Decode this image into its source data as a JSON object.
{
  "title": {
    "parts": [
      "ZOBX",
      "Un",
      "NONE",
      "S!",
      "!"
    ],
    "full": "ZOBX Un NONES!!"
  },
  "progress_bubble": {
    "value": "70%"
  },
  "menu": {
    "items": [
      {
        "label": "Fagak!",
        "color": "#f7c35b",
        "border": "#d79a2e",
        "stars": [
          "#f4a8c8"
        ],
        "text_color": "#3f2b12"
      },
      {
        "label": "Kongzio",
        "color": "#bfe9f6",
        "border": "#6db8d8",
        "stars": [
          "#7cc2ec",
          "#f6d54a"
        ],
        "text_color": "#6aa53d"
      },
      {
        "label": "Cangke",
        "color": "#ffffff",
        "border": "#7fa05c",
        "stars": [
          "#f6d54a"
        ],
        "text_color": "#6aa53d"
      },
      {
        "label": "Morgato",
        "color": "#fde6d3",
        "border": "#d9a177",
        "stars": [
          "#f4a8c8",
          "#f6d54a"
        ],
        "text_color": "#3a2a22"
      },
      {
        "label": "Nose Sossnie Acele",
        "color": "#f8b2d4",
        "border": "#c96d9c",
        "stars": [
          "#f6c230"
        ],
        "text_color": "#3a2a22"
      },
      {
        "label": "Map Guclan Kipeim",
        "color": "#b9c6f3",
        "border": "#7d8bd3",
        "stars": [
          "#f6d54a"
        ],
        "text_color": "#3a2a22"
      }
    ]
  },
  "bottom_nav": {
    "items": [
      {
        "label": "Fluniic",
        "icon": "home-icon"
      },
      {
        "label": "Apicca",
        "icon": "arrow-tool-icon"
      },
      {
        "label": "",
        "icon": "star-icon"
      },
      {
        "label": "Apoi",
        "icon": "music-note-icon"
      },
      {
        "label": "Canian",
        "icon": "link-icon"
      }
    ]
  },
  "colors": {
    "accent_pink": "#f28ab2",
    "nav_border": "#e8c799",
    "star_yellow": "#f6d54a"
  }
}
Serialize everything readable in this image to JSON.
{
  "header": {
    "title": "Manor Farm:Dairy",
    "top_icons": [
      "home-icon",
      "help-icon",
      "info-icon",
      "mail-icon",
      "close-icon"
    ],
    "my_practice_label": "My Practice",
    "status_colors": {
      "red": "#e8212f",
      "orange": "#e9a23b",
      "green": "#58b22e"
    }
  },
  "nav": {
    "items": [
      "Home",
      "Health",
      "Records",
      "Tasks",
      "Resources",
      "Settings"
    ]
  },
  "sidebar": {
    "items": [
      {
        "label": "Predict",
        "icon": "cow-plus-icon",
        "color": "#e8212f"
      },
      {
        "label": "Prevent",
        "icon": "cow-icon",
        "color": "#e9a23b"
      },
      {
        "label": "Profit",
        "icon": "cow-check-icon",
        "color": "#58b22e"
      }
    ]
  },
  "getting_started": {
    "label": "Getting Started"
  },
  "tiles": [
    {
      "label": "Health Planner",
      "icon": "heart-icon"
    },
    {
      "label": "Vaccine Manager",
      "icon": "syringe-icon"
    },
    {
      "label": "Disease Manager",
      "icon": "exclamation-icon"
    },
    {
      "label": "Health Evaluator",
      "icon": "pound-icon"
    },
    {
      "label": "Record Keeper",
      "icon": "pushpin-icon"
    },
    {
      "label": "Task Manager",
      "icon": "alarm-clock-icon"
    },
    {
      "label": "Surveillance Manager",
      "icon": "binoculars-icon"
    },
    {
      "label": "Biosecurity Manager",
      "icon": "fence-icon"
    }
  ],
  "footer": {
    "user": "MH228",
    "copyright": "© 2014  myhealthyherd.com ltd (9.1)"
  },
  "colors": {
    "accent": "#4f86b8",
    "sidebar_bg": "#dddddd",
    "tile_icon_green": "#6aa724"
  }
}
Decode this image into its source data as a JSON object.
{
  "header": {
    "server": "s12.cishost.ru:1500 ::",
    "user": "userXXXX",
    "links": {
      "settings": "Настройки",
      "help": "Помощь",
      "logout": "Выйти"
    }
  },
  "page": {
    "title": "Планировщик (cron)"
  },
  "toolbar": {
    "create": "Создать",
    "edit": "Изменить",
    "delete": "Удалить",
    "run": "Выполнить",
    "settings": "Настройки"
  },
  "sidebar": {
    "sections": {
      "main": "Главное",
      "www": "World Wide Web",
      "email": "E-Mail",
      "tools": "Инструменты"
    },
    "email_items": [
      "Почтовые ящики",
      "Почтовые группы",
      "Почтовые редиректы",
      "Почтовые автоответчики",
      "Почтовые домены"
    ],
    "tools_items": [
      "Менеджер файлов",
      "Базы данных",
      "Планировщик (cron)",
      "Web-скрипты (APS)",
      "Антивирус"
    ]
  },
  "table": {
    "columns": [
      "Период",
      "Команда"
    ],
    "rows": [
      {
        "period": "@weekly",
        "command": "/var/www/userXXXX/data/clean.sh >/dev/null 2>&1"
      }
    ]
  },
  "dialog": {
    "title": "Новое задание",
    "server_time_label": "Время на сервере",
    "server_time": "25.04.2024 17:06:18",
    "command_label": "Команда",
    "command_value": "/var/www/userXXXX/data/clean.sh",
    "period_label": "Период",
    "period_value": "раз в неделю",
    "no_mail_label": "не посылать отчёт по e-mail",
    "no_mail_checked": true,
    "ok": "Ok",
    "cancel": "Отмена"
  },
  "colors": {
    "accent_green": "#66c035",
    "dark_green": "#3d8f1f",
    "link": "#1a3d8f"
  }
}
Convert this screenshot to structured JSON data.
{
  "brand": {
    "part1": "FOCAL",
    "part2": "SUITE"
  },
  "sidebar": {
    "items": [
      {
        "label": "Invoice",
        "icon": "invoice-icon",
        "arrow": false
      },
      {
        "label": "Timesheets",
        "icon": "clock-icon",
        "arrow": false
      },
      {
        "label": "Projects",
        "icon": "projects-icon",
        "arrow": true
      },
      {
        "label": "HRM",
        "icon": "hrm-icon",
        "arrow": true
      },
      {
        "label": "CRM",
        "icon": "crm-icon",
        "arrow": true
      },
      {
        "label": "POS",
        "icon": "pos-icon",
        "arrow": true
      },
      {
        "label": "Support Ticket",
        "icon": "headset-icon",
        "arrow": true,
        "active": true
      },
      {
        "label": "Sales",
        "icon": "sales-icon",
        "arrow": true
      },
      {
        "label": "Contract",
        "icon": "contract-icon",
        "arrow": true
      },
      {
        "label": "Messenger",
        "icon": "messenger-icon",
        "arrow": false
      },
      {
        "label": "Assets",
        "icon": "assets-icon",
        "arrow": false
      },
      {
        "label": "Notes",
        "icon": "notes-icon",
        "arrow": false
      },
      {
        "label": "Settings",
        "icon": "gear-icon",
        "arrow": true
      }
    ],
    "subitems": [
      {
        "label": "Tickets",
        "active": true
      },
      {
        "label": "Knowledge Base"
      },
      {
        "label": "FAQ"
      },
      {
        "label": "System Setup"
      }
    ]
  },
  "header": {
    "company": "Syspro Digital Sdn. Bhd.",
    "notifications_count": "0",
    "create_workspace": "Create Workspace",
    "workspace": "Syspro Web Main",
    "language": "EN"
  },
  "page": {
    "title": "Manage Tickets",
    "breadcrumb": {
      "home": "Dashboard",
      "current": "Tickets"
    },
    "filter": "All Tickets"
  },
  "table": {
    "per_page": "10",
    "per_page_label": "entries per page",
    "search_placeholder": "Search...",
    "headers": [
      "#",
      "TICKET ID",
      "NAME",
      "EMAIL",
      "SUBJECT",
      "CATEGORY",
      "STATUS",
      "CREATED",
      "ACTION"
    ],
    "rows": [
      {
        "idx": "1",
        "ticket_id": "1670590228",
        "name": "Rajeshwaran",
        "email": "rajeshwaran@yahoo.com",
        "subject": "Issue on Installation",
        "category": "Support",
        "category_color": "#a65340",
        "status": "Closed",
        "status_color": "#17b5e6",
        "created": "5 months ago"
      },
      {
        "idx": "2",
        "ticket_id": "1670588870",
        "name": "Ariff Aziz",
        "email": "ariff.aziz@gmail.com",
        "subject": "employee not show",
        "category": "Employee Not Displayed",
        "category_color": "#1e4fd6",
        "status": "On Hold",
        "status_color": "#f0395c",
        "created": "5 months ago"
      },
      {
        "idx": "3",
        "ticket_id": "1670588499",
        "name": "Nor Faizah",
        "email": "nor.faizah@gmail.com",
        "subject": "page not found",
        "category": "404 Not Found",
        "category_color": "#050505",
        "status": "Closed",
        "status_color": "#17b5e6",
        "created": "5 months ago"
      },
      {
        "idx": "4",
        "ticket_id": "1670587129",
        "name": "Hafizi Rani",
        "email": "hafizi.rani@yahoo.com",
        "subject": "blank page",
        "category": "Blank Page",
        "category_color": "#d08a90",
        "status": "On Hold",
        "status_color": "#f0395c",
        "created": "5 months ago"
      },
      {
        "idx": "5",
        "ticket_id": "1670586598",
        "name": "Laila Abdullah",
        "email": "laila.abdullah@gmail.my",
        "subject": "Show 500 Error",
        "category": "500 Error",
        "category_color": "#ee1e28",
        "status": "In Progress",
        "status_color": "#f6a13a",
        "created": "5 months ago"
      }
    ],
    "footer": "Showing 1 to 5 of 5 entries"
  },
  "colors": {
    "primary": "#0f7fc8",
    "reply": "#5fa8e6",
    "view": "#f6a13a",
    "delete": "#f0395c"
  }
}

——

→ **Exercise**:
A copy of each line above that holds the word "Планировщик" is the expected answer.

→ **Written solution**:
    "title": "Планировщик (cron)"
      "Планировщик (cron)",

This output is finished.